The letter — intended to be sent to Esther’s mother — was written on letterhead that reads: “Onboard the R.M.S. Titanic.” It begins with a lengthy summation from Esther about their journey…
…and ends with a message from young Eva in her little kid scrawl: “Heaps of love and kisses to all. Eva. XXXXXXX.”
The most amazing artifact on display — and easily one of the most iconic items of the 20th century — has to be this violin belonging to Wallace Hartley, one of the legendary “And the band played on…” musicians who continued to play on the deck even as the ship went down. While Hartley didn’t survive, his violin was later found floating atop the water, safely stowed in its case.
As you can see, the museum takes great pains to honor the human stories behind all of the people on the ship. One story that really caught my family’s attention was of this six-year-old boy named Robert, who survived the Titanic only to be hit and killed by a car two years later.
Speaking of each person’s story, there are touch screens at the museum that allow you to search the names of everyone who was on the boat…and see if they lived or died.
Another unforgettable fact we learned is that the ship offered first-class passengers a very popular perk — the ability to send messages via telegraph back to people on land! Unfortunately, the passengers were obsessed with this proto-texting and kept wireless operator Jack Phillips so busy sending “HAVING A GREAT TIME ON THE BOAT, OLD PAL!” messages that he missed some key warnings about icebergs.
In fact, he was so overwhelmed by the endless messages passengers wanted to send that, when nearby ship The Californian sent the warning “WE ARE STOPPED AND SURROUNDED BY ICE,” Phillips replied, “SHUT UP! YOU ARE JAMMING MY SIGNAL!”
The Californian’s only wireless operator, Cyril Evans, soon went to bed — perhaps put off by the response from Phillips. But this meant that, after the Titanic hit the iceberg and Phillips began desperately messaging for help, there was no way to contact The Californian which was only 11 miles away!
Tragically, Titanic’s sister ship The Olympic heard the distress call and made a desperate, full-speed trek to help despite being more than 500 miles away.

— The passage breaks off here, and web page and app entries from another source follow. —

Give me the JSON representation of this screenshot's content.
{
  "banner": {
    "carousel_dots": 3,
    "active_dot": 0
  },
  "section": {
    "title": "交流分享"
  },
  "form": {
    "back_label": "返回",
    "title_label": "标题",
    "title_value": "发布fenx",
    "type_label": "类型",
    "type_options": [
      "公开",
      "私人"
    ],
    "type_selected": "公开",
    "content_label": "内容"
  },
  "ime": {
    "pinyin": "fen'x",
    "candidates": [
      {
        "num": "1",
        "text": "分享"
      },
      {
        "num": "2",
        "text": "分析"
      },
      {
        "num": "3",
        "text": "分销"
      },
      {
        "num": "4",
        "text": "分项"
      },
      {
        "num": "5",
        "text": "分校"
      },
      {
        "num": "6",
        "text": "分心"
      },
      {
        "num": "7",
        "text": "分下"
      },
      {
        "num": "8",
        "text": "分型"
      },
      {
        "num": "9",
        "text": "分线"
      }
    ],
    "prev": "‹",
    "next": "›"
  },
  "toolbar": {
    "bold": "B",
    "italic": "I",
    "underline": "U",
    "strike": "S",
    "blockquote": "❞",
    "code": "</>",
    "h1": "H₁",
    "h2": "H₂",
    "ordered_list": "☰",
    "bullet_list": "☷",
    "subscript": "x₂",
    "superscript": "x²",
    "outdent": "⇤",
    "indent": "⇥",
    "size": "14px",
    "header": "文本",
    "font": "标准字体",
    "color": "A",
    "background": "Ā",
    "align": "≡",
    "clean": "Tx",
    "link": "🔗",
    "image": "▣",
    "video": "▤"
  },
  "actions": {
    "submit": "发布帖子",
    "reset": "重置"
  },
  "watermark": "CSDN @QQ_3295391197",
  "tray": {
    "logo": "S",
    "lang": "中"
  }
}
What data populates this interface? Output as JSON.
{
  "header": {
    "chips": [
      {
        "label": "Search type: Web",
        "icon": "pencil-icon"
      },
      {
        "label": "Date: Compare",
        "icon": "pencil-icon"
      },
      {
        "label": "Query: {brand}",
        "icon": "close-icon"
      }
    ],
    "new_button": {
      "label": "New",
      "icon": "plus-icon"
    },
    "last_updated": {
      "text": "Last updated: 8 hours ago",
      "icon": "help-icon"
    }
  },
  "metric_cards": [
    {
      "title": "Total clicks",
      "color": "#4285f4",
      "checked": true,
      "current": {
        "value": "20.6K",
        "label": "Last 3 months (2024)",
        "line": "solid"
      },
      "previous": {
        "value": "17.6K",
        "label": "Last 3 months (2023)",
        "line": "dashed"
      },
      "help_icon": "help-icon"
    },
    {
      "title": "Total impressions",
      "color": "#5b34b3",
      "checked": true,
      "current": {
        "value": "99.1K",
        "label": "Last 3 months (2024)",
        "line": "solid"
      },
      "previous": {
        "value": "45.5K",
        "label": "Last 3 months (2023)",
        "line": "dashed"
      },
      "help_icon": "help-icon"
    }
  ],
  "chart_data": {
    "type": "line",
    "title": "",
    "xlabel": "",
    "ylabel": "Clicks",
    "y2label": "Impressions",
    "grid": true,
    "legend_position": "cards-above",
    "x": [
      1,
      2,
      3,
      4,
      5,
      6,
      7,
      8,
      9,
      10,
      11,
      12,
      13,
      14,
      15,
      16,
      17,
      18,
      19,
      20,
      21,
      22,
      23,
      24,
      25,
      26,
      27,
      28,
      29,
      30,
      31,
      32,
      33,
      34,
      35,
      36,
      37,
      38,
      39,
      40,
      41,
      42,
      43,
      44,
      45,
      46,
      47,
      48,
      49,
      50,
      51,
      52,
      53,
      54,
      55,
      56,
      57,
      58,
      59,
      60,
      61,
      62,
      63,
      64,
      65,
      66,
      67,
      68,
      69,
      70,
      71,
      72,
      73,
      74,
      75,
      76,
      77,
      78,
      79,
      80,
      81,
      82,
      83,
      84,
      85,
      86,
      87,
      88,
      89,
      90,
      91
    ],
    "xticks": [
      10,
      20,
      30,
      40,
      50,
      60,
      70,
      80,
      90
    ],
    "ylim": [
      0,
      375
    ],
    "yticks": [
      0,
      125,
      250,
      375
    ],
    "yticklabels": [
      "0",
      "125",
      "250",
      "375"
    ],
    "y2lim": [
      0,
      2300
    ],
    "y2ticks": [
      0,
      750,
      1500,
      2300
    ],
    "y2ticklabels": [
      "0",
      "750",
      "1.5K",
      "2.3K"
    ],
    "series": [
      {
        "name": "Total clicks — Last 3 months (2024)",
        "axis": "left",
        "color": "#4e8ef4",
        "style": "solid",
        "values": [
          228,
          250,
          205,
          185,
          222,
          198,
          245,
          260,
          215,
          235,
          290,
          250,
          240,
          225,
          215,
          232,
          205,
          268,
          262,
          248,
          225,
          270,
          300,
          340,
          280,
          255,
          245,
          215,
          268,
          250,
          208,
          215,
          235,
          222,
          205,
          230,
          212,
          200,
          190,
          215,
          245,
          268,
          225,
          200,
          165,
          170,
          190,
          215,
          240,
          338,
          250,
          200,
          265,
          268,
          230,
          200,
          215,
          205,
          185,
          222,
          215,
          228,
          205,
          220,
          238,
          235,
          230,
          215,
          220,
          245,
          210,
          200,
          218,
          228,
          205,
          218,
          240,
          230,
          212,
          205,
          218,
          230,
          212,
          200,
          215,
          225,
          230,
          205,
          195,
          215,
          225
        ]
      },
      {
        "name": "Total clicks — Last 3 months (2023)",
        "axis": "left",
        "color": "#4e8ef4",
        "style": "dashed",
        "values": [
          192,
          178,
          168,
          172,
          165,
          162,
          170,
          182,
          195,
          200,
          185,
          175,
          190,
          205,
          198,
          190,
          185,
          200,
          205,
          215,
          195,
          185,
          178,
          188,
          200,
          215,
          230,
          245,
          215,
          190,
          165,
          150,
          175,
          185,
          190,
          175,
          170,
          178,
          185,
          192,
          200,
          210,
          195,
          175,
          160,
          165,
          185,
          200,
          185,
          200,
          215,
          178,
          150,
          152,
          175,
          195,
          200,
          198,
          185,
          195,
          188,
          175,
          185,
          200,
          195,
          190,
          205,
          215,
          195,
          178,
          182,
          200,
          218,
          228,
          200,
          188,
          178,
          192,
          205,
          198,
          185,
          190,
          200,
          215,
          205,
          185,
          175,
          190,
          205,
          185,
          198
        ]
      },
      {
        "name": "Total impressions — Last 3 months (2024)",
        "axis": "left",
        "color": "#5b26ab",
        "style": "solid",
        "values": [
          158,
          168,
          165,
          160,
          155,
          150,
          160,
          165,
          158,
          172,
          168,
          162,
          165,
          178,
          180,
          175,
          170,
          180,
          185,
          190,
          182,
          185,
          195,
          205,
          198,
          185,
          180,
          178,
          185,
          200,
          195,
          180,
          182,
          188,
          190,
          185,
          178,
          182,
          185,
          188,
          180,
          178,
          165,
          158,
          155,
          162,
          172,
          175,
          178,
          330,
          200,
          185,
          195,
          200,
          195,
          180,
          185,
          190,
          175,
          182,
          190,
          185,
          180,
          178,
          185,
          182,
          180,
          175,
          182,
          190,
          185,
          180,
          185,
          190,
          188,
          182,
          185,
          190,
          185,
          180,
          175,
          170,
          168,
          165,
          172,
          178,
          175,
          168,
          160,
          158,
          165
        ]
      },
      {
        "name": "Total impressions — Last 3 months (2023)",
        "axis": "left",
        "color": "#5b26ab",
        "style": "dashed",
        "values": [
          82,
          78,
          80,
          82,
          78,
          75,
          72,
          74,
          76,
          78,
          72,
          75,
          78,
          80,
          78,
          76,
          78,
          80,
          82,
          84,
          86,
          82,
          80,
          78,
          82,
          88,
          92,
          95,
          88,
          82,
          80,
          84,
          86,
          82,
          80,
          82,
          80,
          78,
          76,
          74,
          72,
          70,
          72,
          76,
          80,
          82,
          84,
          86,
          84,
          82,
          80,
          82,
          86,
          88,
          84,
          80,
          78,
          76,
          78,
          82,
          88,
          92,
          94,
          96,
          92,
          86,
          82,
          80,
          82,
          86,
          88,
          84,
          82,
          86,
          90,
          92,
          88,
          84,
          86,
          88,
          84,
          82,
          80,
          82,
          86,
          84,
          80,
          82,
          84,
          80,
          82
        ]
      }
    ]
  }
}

The tragedy led to sweeping reforms in the industry. If you’ve ever been on a cruise, you know it starts with a safety drill before leaving port. That protocol was put into place after the Titanic disaster. Other post-Titanic reforms included increasing the minimum number of lifeboats onboard, requiring a radio operator to be on 24/7, and the founding of the International Ice Patrol, a group that monitors icebergs and warns ships of danger.
Of course, the Titanic had sunk to the bottom of the ocean by the time the Carpathia arrived, and the ship’s final resting place is brilliantly depicted at Titanic Belfast. As you can see below, museum guests are able to stand on a glass floor and peer down into (what looks like) the dark recesses of the ocean…with the rotting Titanic on its floor.
Another incredibly cool thing you can see at the museum are recreations of the rooms on the Titanic. Below is a First Class Stateroom, which — as you can see — was quite sizable and modeled to look like the finest five-star hotel room.
This image is of a second-class cabin…a big jump down in size and luxury, but not terrible!
And this image is of a third-class cabin. Imagine two people trying to co-exist in there! They must’ve spent lots of time on deck, I’d imagine.